During a divorce when children are involved, the discussion of custody is one that has to happen. It seems like fathers get the raw end of the deal. Mothers will usually be awarded custody in a court of law. Is this really the case? It's time to look at the truth and how judges award custody.
Courts Will Look at Current Parental Situations
Judges need to consider the current conditions and circumstances around the child. In the majority of cases, men will work and the women will remain home. This is the way society has viewed the norm for parents with children. As two working parents in a household is now normal, women do almost double the childcare as fathers.
In fact, one report shows that women still do the most childcare. That parents who spend more time with their child develop a stronger bond. This helps a child grow and develop better. For this reason, the judge is going to take into account who spends more time with the child because giving custody to this parental figure is likely to be in the best interest of the child.
Judges Consider Current Health
The physical and mental health of both parents will also be considered. Judges focus on the wellbeing of the child, wanting the best chance for him or her. If the father has problems with his physical health but there is nothing wrong with the mother, then the judge is likely to assume that the mother can do more and award custody because of that. You can reverse that if there is something wrong with the mother's health.
The judge will also consider abuse or any claims of violence from either parent. Current relationships will also be considered to ensure the child is always put first.
Considering Who Can Do More Care
It is not just about who did more care in the past or who has good health. The courts will also look at current employment, lifestyle, and ability to care for the child. If the father is more likely to be able to provide the clothes, medication, and safe place to live, it is possible that the courts will decide that he is better for the child in a custodial role.
If both parents are viewed equally, they may be awarded joint custody. This means arrangements need to be set to allow the child to be present in both lives.
It used to be the case that the mother would more likely be awarded custody, but that is changing. More states are ruling against what was once norm, and looking at all the details of both mother and father. Courts want the best for the child, and that isn't necessarily going to mean being with the mom.

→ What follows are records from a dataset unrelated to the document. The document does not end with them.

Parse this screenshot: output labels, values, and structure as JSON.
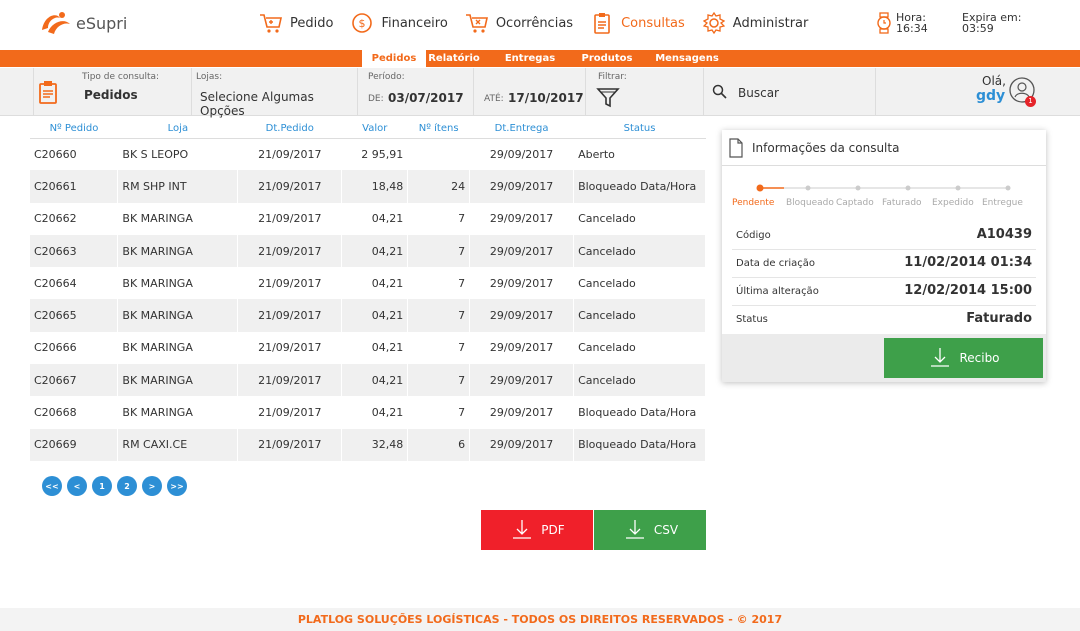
{
  "brand": {
    "name": "eSupri",
    "color": "#f26a1b"
  },
  "nav": [
    {
      "label": "Pedido",
      "icon": "cart-icon"
    },
    {
      "label": "Financeiro",
      "icon": "dollar-icon"
    },
    {
      "label": "Ocorrências",
      "icon": "cart-x-icon"
    },
    {
      "label": "Consultas",
      "icon": "clipboard-icon",
      "active": true
    },
    {
      "label": "Administrar",
      "icon": "gear-icon"
    }
  ],
  "clock": {
    "hora_label": "Hora:",
    "hora_value": "16:34",
    "expira_label": "Expira em:",
    "expira_value": "03:59"
  },
  "subnav": [
    "Pedidos",
    "Relatório",
    "Entregas",
    "Produtos",
    "Mensagens"
  ],
  "filters": {
    "tipo_label": "Tipo de consulta:",
    "tipo_value": "Pedidos",
    "lojas_label": "Lojas:",
    "lojas_value": "Selecione Algumas Opções",
    "periodo_label": "Período:",
    "de_label": "DE:",
    "de_value": "03/07/2017",
    "ate_label": "ATÉ:",
    "ate_value": "17/10/2017",
    "filtrar_label": "Filtrar:",
    "buscar_label": "Buscar",
    "ola_label": "Olá,",
    "user": "gdy",
    "notif_count": "1"
  },
  "table": {
    "headers": [
      "Nº Pedido",
      "Loja",
      "Dt.Pedido",
      "Valor",
      "Nº ítens",
      "Dt.Entrega",
      "Status"
    ],
    "rows": [
      [
        "C20660",
        "BK S LEOPO",
        "21/09/2017",
        "2   95,91",
        "",
        "29/09/2017",
        "Aberto"
      ],
      [
        "C20661",
        "RM SHP INT",
        "21/09/2017",
        "18,48",
        "24",
        "29/09/2017",
        "Bloqueado Data/Hora"
      ],
      [
        "C20662",
        "BK MARINGA",
        "21/09/2017",
        "04,21",
        "7",
        "29/09/2017",
        "Cancelado"
      ],
      [
        "C20663",
        "BK MARINGA",
        "21/09/2017",
        "04,21",
        "7",
        "29/09/2017",
        "Cancelado"
      ],
      [
        "C20664",
        "BK MARINGA",
        "21/09/2017",
        "04,21",
        "7",
        "29/09/2017",
        "Cancelado"
      ],
      [
        "C20665",
        "BK MARINGA",
        "21/09/2017",
        "04,21",
        "7",
        "29/09/2017",
        "Cancelado"
      ],
      [
        "C20666",
        "BK MARINGA",
        "21/09/2017",
        "04,21",
        "7",
        "29/09/2017",
        "Cancelado"
      ],
      [
        "C20667",
        "BK MARINGA",
        "21/09/2017",
        "04,21",
        "7",
        "29/09/2017",
        "Cancelado"
      ],
      [
        "C20668",
        "BK MARINGA",
        "21/09/2017",
        "04,21",
        "7",
        "29/09/2017",
        "Bloqueado Data/Hora"
      ],
      [
        "C20669",
        "RM CAXI.CE",
        "21/09/2017",
        "32,48",
        "6",
        "29/09/2017",
        "Bloqueado Data/Hora"
      ]
    ]
  },
  "pager": [
    "<<",
    "<",
    "1",
    "2",
    ">",
    ">>"
  ],
  "export": {
    "pdf": "PDF",
    "csv": "CSV",
    "pdf_color": "#f0202a",
    "csv_color": "#3ea04a"
  },
  "panel": {
    "title": "Informações da consulta",
    "steps": [
      "Pendente",
      "Bloqueado",
      "Captado",
      "Faturado",
      "Expedido",
      "Entregue"
    ],
    "rows": [
      {
        "k": "Código",
        "v": "A10439"
      },
      {
        "k": "Data de criação",
        "v": "11/02/2014 01:34"
      },
      {
        "k": "Última alteração",
        "v": "12/02/2014 15:00"
      },
      {
        "k": "Status",
        "v": "Faturado"
      }
    ],
    "recibo": "Recibo"
  },
  "footer": "PLATLOG SOLUÇÕES LOGÍSTICAS - TODOS OS DIREITOS RESERVADOS - © 2017"
}
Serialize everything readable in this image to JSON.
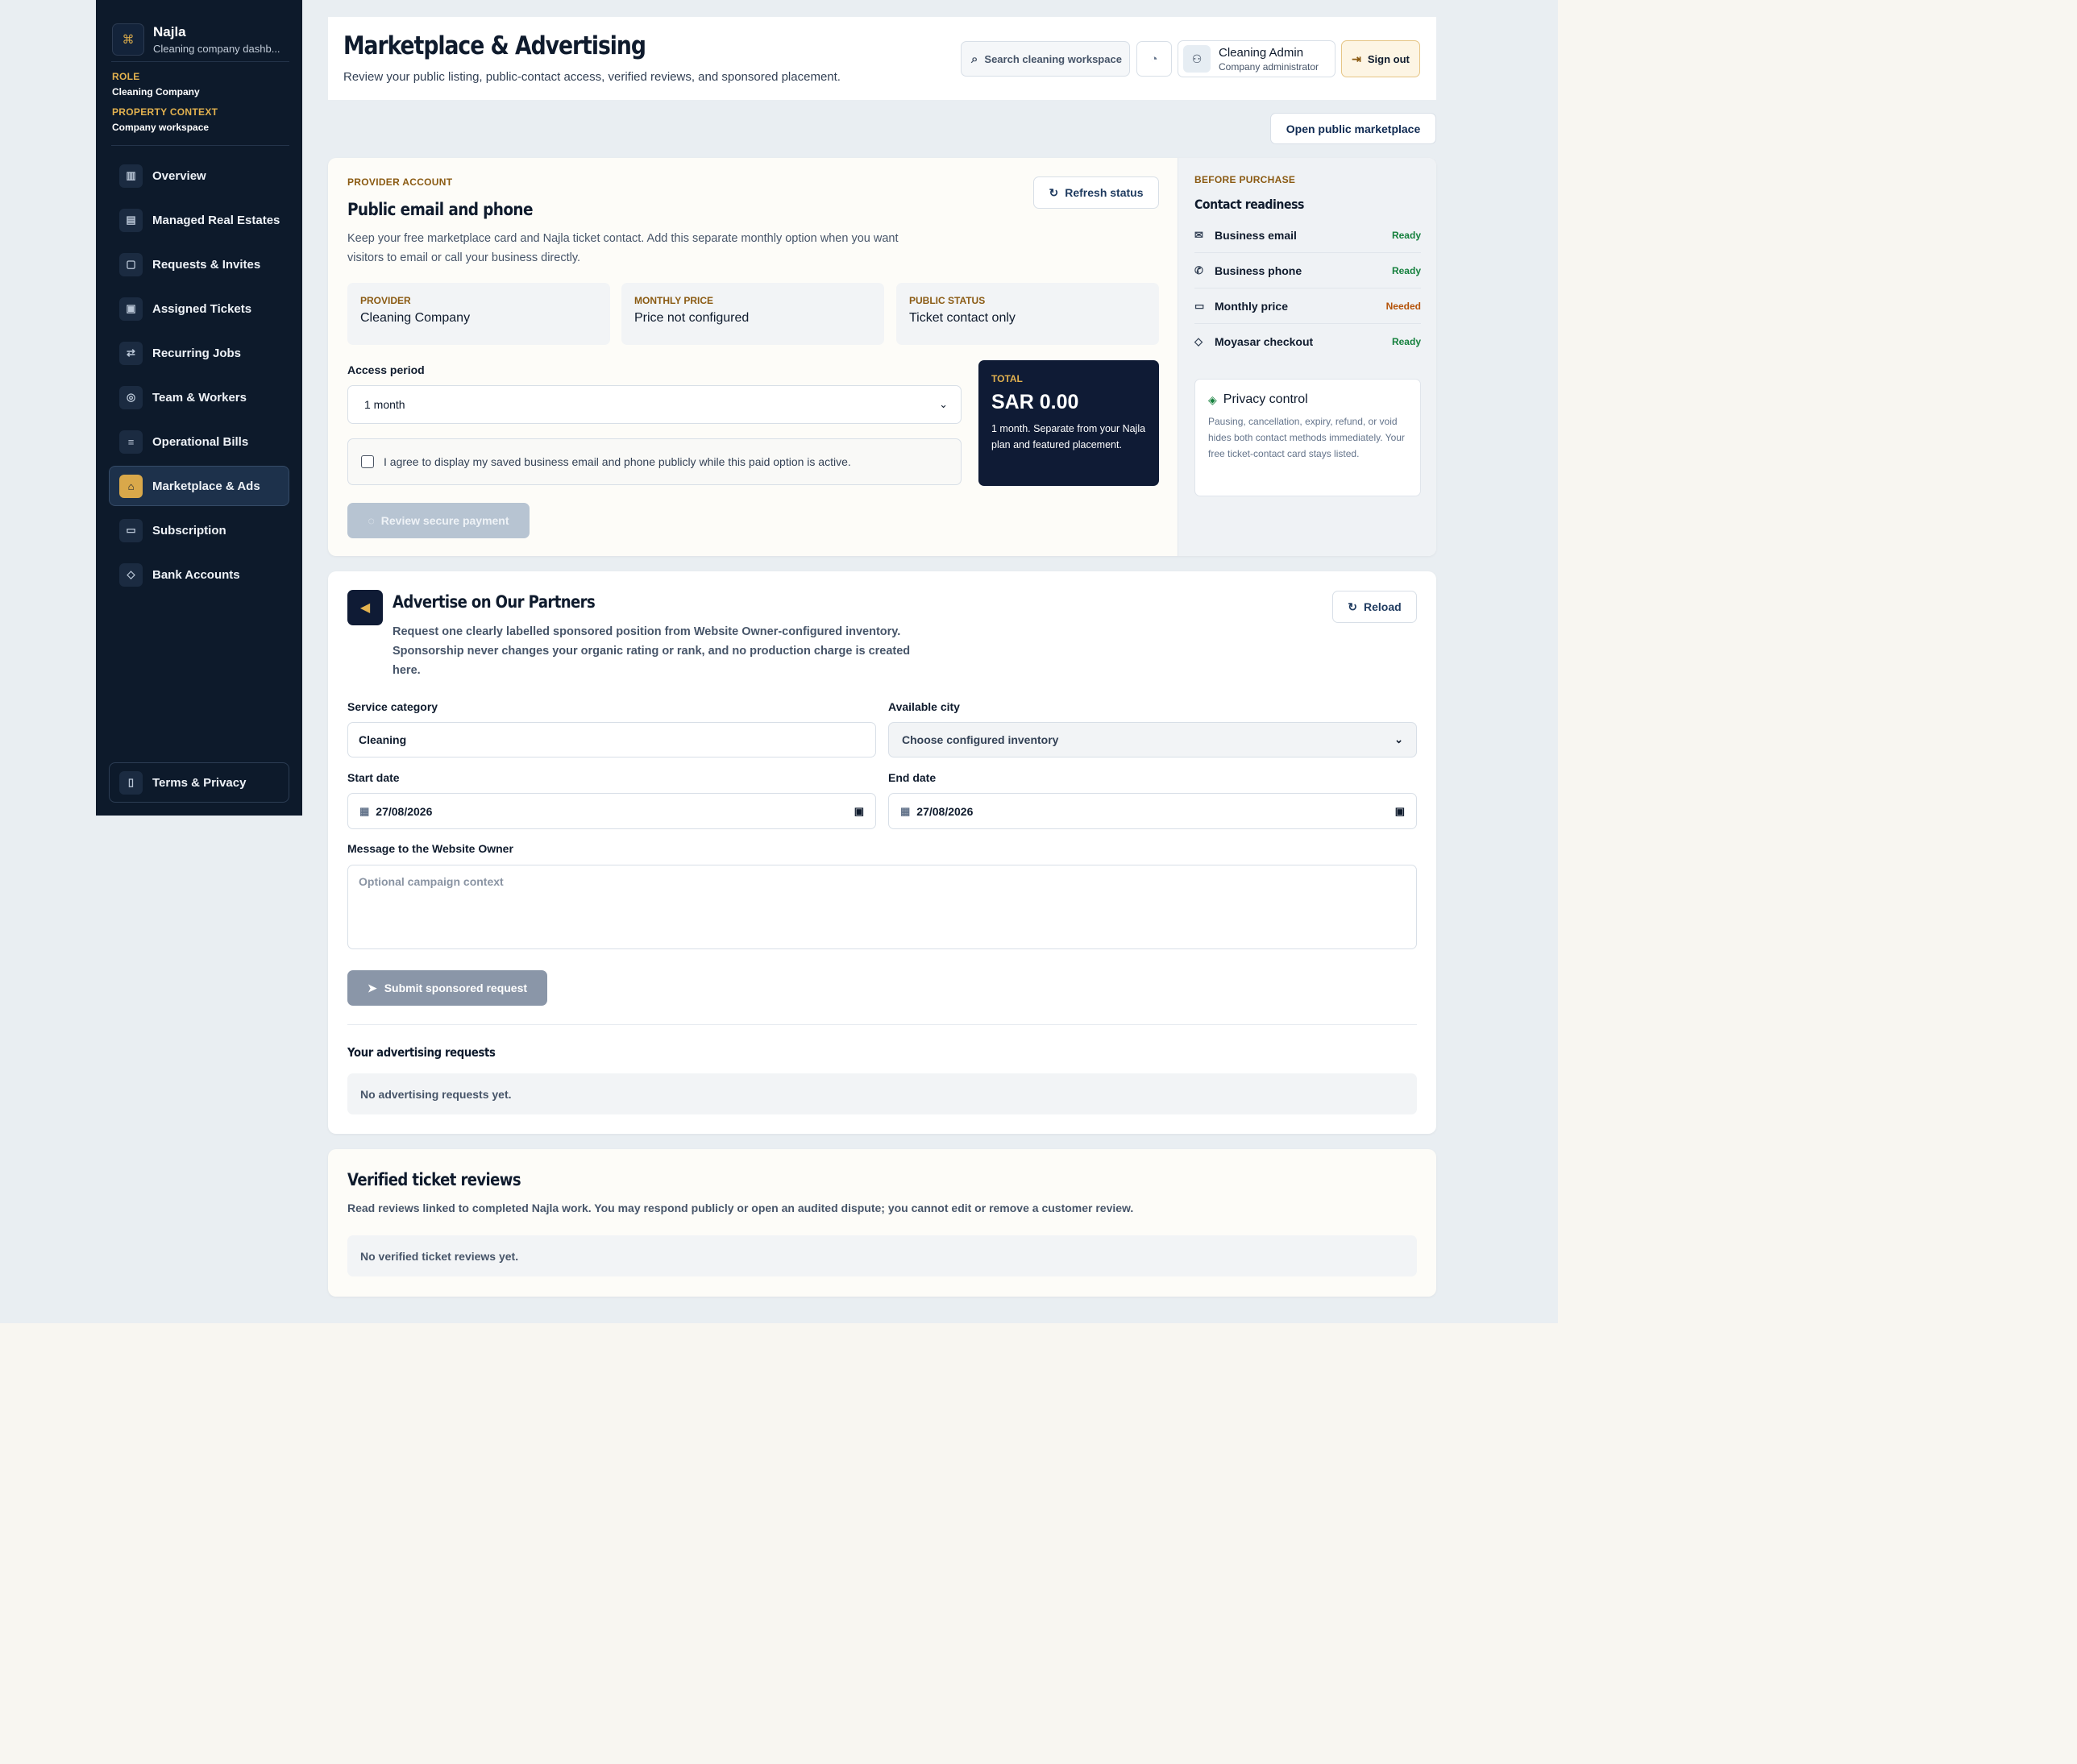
{
  "sidebar": {
    "brand_name": "Najla",
    "brand_sub": "Cleaning company dashb...",
    "role_label": "ROLE",
    "role_value": "Cleaning Company",
    "context_label": "PROPERTY CONTEXT",
    "context_value": "Company workspace",
    "items": [
      {
        "label": "Overview",
        "icon": "bar-chart-icon"
      },
      {
        "label": "Managed Real Estates",
        "icon": "building-icon"
      },
      {
        "label": "Requests & Invites",
        "icon": "clipboard-icon"
      },
      {
        "label": "Assigned Tickets",
        "icon": "clipboard-check-icon"
      },
      {
        "label": "Recurring Jobs",
        "icon": "repeat-icon"
      },
      {
        "label": "Team & Workers",
        "icon": "users-icon"
      },
      {
        "label": "Operational Bills",
        "icon": "receipt-icon"
      },
      {
        "label": "Marketplace & Ads",
        "icon": "store-icon",
        "active": true
      },
      {
        "label": "Subscription",
        "icon": "card-icon"
      },
      {
        "label": "Bank Accounts",
        "icon": "shield-icon"
      }
    ],
    "terms": "Terms & Privacy"
  },
  "header": {
    "title": "Marketplace & Advertising",
    "subtitle": "Review your public listing, public-contact access, verified reviews, and sponsored placement.",
    "search_placeholder": "Search cleaning workspace",
    "user_name": "Cleaning Admin",
    "user_role": "Company administrator",
    "sign_out": "Sign out"
  },
  "open_marketplace": "Open public marketplace",
  "provider": {
    "eyebrow": "PROVIDER ACCOUNT",
    "title": "Public email and phone",
    "description": "Keep your free marketplace card and Najla ticket contact. Add this separate monthly option when you want visitors to email or call your business directly.",
    "refresh": "Refresh status",
    "stats": [
      {
        "label": "PROVIDER",
        "value": "Cleaning Company"
      },
      {
        "label": "MONTHLY PRICE",
        "value": "Price not configured"
      },
      {
        "label": "PUBLIC STATUS",
        "value": "Ticket contact only"
      }
    ],
    "access_label": "Access period",
    "access_value": "1 month",
    "agree_text": "I agree to display my saved business email and phone publicly while this paid option is active.",
    "total_label": "TOTAL",
    "total_value": "SAR 0.00",
    "total_note": "1 month. Separate from your Najla plan and featured placement.",
    "review_button": "Review secure payment"
  },
  "readiness": {
    "eyebrow": "BEFORE PURCHASE",
    "title": "Contact readiness",
    "items": [
      {
        "label": "Business email",
        "status": "Ready",
        "icon": "mail-icon"
      },
      {
        "label": "Business phone",
        "status": "Ready",
        "icon": "phone-icon"
      },
      {
        "label": "Monthly price",
        "status": "Needed",
        "icon": "card-icon"
      },
      {
        "label": "Moyasar checkout",
        "status": "Ready",
        "icon": "shield-icon"
      }
    ],
    "privacy_title": "Privacy control",
    "privacy_text": "Pausing, cancellation, expiry, refund, or void hides both contact methods immediately. Your free ticket-contact card stays listed."
  },
  "advertise": {
    "title": "Advertise on Our Partners",
    "description": "Request one clearly labelled sponsored position from Website Owner-configured inventory. Sponsorship never changes your organic rating or rank, and no production charge is created here.",
    "reload": "Reload",
    "category_label": "Service category",
    "category_value": "Cleaning",
    "city_label": "Available city",
    "city_value": "Choose configured inventory",
    "start_label": "Start date",
    "start_value": "27/08/2026",
    "end_label": "End date",
    "end_value": "27/08/2026",
    "message_label": "Message to the Website Owner",
    "message_placeholder": "Optional campaign context",
    "submit": "Submit sponsored request",
    "requests_title": "Your advertising requests",
    "requests_empty": "No advertising requests yet."
  },
  "reviews": {
    "title": "Verified ticket reviews",
    "description": "Read reviews linked to completed Najla work. You may respond publicly or open an audited dispute; you cannot edit or remove a customer review.",
    "empty": "No verified ticket reviews yet."
  },
  "colors": {
    "navy": "#0d1a2b",
    "gold": "#d9a84a",
    "ready": "#15803d",
    "needed": "#b45309"
  }
}
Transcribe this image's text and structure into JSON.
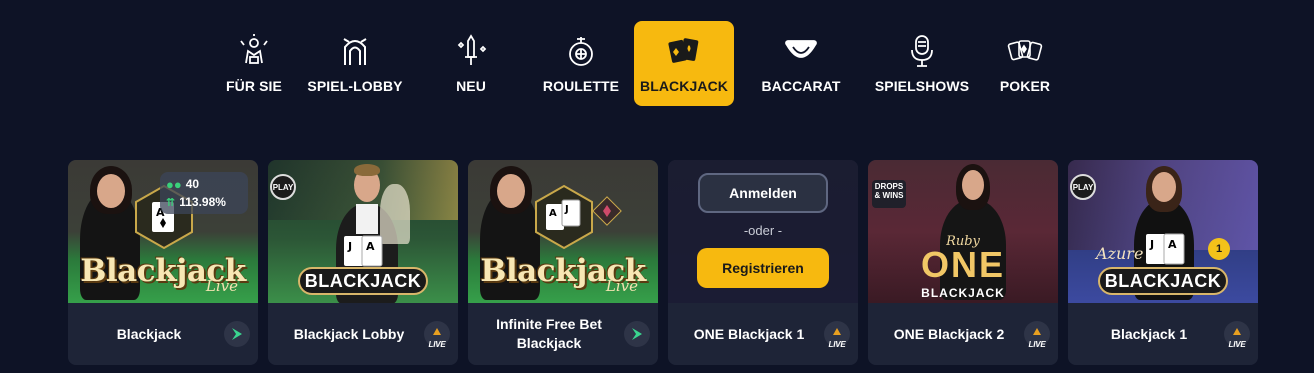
{
  "nav": {
    "items": [
      {
        "label": "FÜR SIE",
        "icon": "for-you-icon"
      },
      {
        "label": "SPIEL-LOBBY",
        "icon": "lobby-arch-icon"
      },
      {
        "label": "NEU",
        "icon": "sword-sparkle-icon"
      },
      {
        "label": "ROULETTE",
        "icon": "roulette-icon"
      },
      {
        "label": "BLACKJACK",
        "icon": "cards-icon",
        "active": true
      },
      {
        "label": "BACCARAT",
        "icon": "baccarat-table-icon"
      },
      {
        "label": "SPIELSHOWS",
        "icon": "microphone-icon"
      },
      {
        "label": "POKER",
        "icon": "poker-cards-icon"
      }
    ]
  },
  "cards": [
    {
      "title": "Blackjack",
      "provider": "green-provider-icon",
      "logo_text": "Blackjack",
      "logo_sub": "Live",
      "stats": {
        "players": "40",
        "rtp": "113.98%"
      }
    },
    {
      "title": "Blackjack Lobby",
      "provider": "live-provider-icon",
      "provider_text": "LIVE",
      "badge": "PLAY",
      "plate_text": "BLACKJACK"
    },
    {
      "title": "Infinite Free Bet Blackjack",
      "provider": "green-provider-icon",
      "logo_text": "Blackjack",
      "logo_sub": "Live"
    },
    {
      "title": "ONE Blackjack 1",
      "provider": "live-provider-icon",
      "provider_text": "LIVE",
      "login": {
        "login_label": "Anmelden",
        "or_label": "-oder -",
        "register_label": "Registrieren"
      }
    },
    {
      "title": "ONE Blackjack 2",
      "provider": "live-provider-icon",
      "provider_text": "LIVE",
      "badge": "DROPS & WINS",
      "brand_top": "Ruby",
      "brand_main": "ONE",
      "brand_sub": "BLACKJACK"
    },
    {
      "title": "Blackjack 1",
      "provider": "live-provider-icon",
      "provider_text": "LIVE",
      "badge": "PLAY",
      "brand_top": "Azure",
      "plate_text": "BLACKJACK"
    }
  ],
  "colors": {
    "background": "#0e1326",
    "accent": "#f7b90f",
    "card_footer": "#1e2437"
  }
}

For more on fathers' rights, click the link or do an online search.Share
2 August 2016